TASK BRIEF:
Copy every entry below exactly as it appears, leaving out the images.

*** Block opens ***

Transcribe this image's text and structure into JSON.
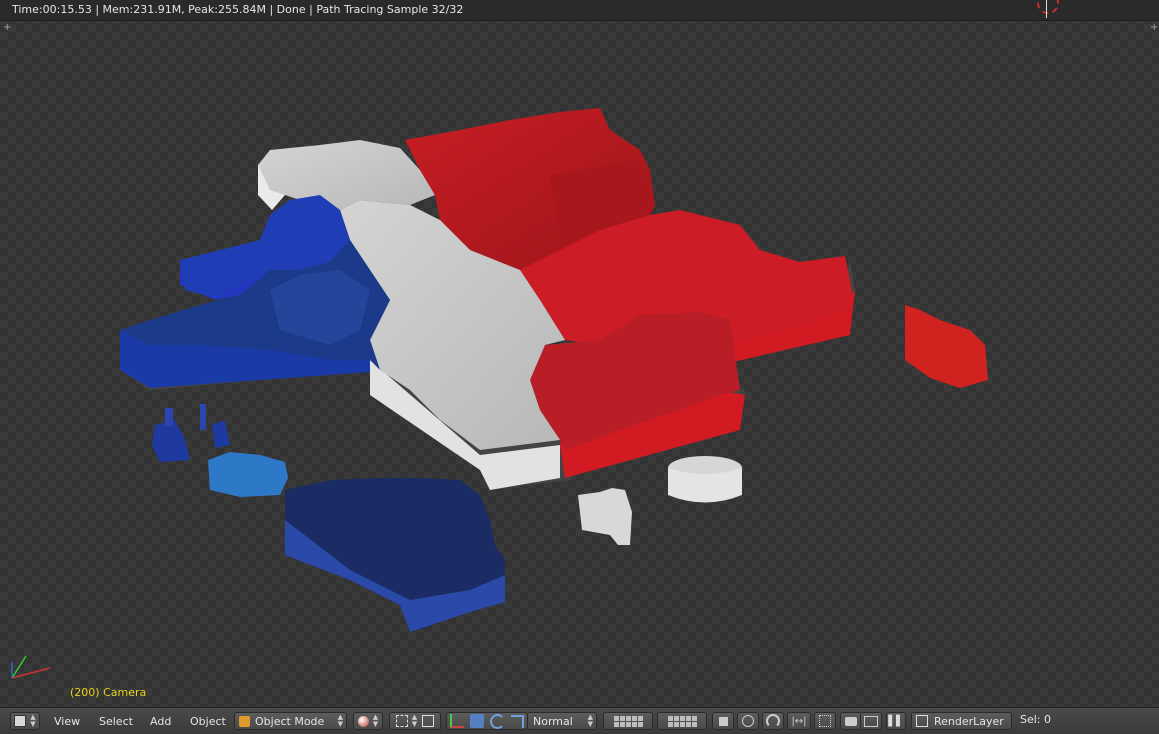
{
  "status": {
    "text": "Time:00:15.53 | Mem:231.91M, Peak:255.84M | Done | Path Tracing Sample 32/32"
  },
  "viewport": {
    "camera_label": "(200) Camera"
  },
  "colors": {
    "red": "#c81e24",
    "white": "#c9c9c9",
    "blue": "#1f3aa0",
    "navy": "#1b2f6b",
    "lightblue": "#2f7fd0",
    "camera_label": "#e6d21a"
  },
  "toolbar": {
    "view": "View",
    "select": "Select",
    "add": "Add",
    "object": "Object",
    "mode": "Object Mode",
    "orientation": "Normal",
    "render_layer": "RenderLayer",
    "sel": "Sel: 0"
  },
  "icons": [
    "editor-type-icon",
    "object-mode-icon",
    "shading-sphere-icon",
    "pivot-icon",
    "manipulator-icon",
    "translate-icon",
    "rotate-icon",
    "scale-icon",
    "layers-icon",
    "lock-icon",
    "proportional-icon",
    "snap-icon",
    "snap-target-icon",
    "render-icon",
    "anim-render-icon",
    "pause-icon",
    "renderlayer-icon"
  ]
}
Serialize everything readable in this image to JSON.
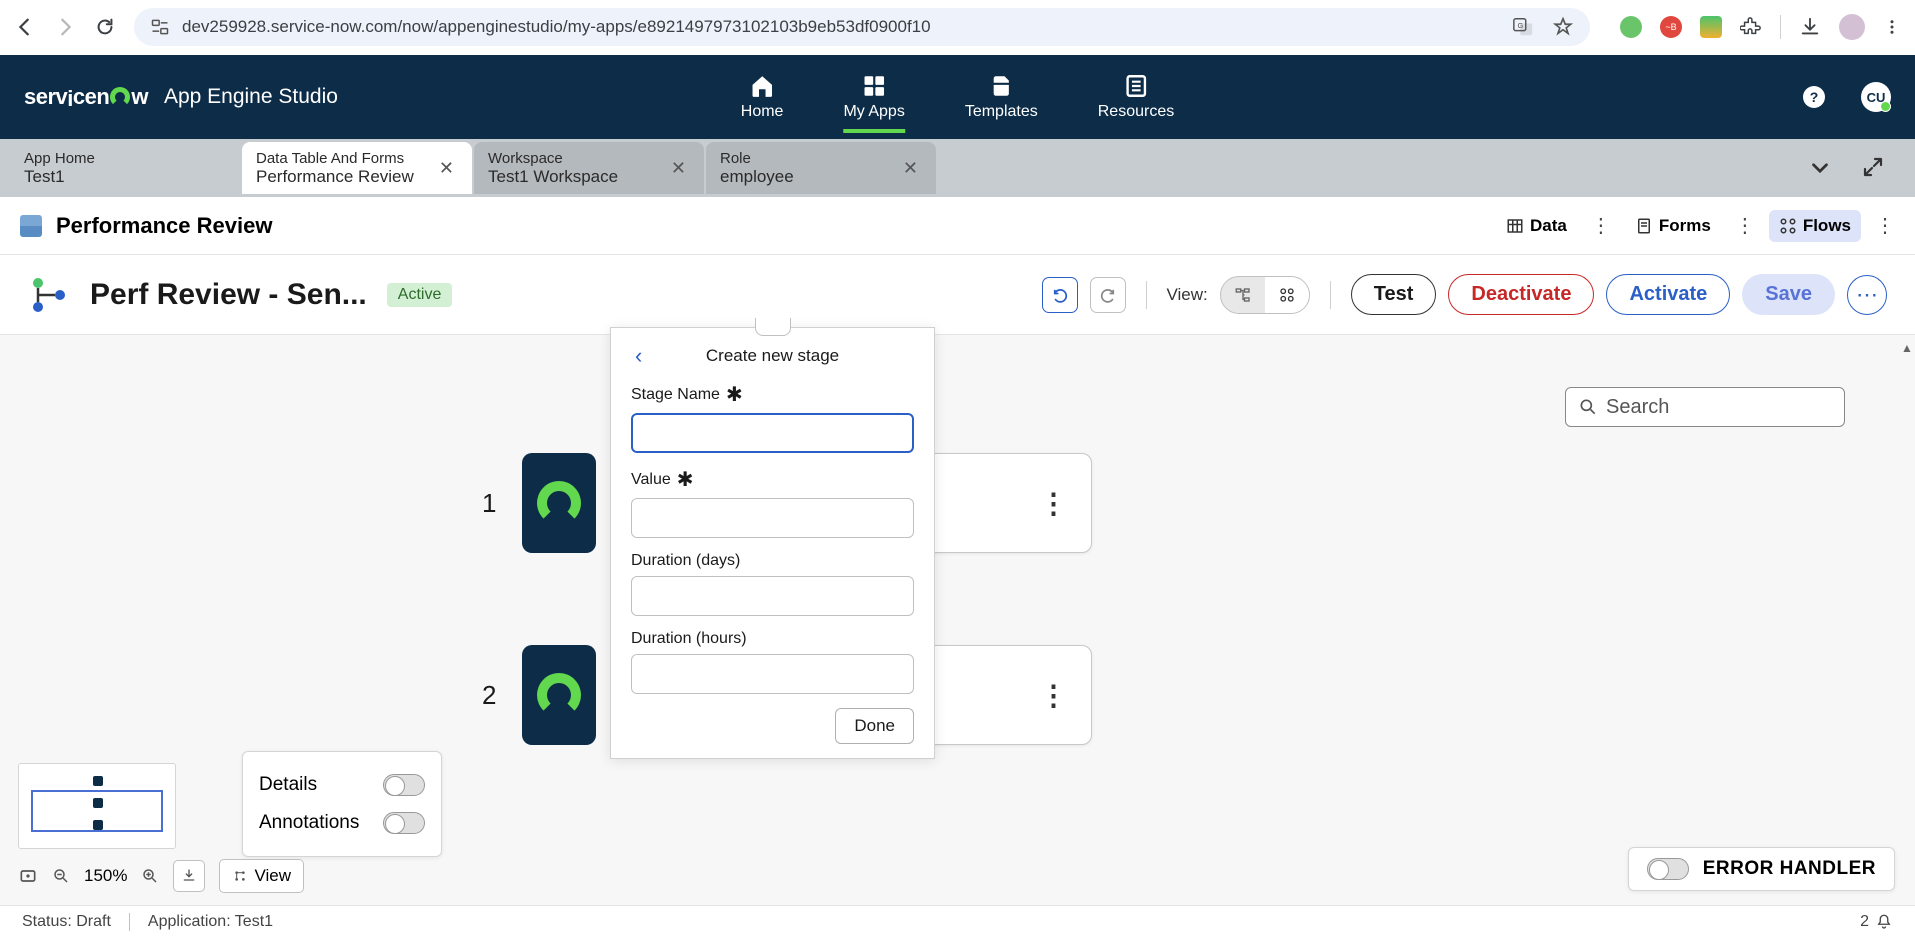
{
  "browser": {
    "url": "dev259928.service-now.com/now/appenginestudio/my-apps/e8921497973102103b9eb53df0900f10"
  },
  "header": {
    "app_name": "App Engine Studio",
    "nav": {
      "home": "Home",
      "myapps": "My Apps",
      "templates": "Templates",
      "resources": "Resources"
    },
    "user_initials": "CU"
  },
  "tabs": [
    {
      "type": "App Home",
      "title": "Test1",
      "closeable": false
    },
    {
      "type": "Data Table And Forms",
      "title": "Performance Review",
      "closeable": true
    },
    {
      "type": "Workspace",
      "title": "Test1 Workspace",
      "closeable": true
    },
    {
      "type": "Role",
      "title": "employee",
      "closeable": true
    }
  ],
  "subheader": {
    "title": "Performance Review",
    "data": "Data",
    "forms": "Forms",
    "flows": "Flows"
  },
  "actionbar": {
    "flow_title": "Perf Review - Sen...",
    "status": "Active",
    "view_label": "View:",
    "test": "Test",
    "deactivate": "Deactivate",
    "activate": "Activate",
    "save": "Save"
  },
  "canvas": {
    "steps": [
      {
        "num": "1"
      },
      {
        "num": "2"
      }
    ],
    "search_placeholder": "Search"
  },
  "popover": {
    "title": "Create new stage",
    "fields": {
      "stage_name": "Stage Name",
      "value": "Value",
      "duration_days": "Duration (days)",
      "duration_hours": "Duration (hours)"
    },
    "done": "Done"
  },
  "toggle_panel": {
    "details": "Details",
    "annotations": "Annotations"
  },
  "zoom": {
    "pct": "150%",
    "view": "View"
  },
  "error_handler": {
    "label": "ERROR HANDLER"
  },
  "footer": {
    "status": "Status: Draft",
    "application": "Application: Test1",
    "count": "2"
  }
}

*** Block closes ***

EXERCISE OUTPUT:
Transcribe this image's text and structure into JSON.
{
  "status": {
    "text": "Time:00:15.53 | Mem:231.91M, Peak:255.84M | Done | Path Tracing Sample 32/32"
  },
  "viewport": {
    "camera_label": "(200) Camera"
  },
  "colors": {
    "red": "#c81e24",
    "white": "#c9c9c9",
    "blue": "#1f3aa0",
    "navy": "#1b2f6b",
    "lightblue": "#2f7fd0",
    "camera_label": "#e6d21a"
  },
  "toolbar": {
    "view": "View",
    "select": "Select",
    "add": "Add",
    "object": "Object",
    "mode": "Object Mode",
    "orientation": "Normal",
    "render_layer": "RenderLayer",
    "sel": "Sel: 0"
  },
  "icons": [
    "editor-type-icon",
    "object-mode-icon",
    "shading-sphere-icon",
    "pivot-icon",
    "manipulator-icon",
    "translate-icon",
    "rotate-icon",
    "scale-icon",
    "layers-icon",
    "lock-icon",
    "proportional-icon",
    "snap-icon",
    "snap-target-icon",
    "render-icon",
    "anim-render-icon",
    "pause-icon",
    "renderlayer-icon"
  ]
}
Serialize everything readable in this image to JSON.
{
  "browser": {
    "url": "dev259928.service-now.com/now/appenginestudio/my-apps/e8921497973102103b9eb53df0900f10"
  },
  "header": {
    "app_name": "App Engine Studio",
    "nav": {
      "home": "Home",
      "myapps": "My Apps",
      "templates": "Templates",
      "resources": "Resources"
    },
    "user_initials": "CU"
  },
  "tabs": [
    {
      "type": "App Home",
      "title": "Test1",
      "closeable": false
    },
    {
      "type": "Data Table And Forms",
      "title": "Performance Review",
      "closeable": true
    },
    {
      "type": "Workspace",
      "title": "Test1 Workspace",
      "closeable": true
    },
    {
      "type": "Role",
      "title": "employee",
      "closeable": true
    }
  ],
  "subheader": {
    "title": "Performance Review",
    "data": "Data",
    "forms": "Forms",
    "flows": "Flows"
  },
  "actionbar": {
    "flow_title": "Perf Review - Sen...",
    "status": "Active",
    "view_label": "View:",
    "test": "Test",
    "deactivate": "Deactivate",
    "activate": "Activate",
    "save": "Save"
  },
  "canvas": {
    "steps": [
      {
        "num": "1"
      },
      {
        "num": "2"
      }
    ],
    "search_placeholder": "Search"
  },
  "popover": {
    "title": "Create new stage",
    "fields": {
      "stage_name": "Stage Name",
      "value": "Value",
      "duration_days": "Duration (days)",
      "duration_hours": "Duration (hours)"
    },
    "done": "Done"
  },
  "toggle_panel": {
    "details": "Details",
    "annotations": "Annotations"
  },
  "zoom": {
    "pct": "150%",
    "view": "View"
  },
  "error_handler": {
    "label": "ERROR HANDLER"
  },
  "footer": {
    "status": "Status: Draft",
    "application": "Application: Test1",
    "count": "2"
  }
}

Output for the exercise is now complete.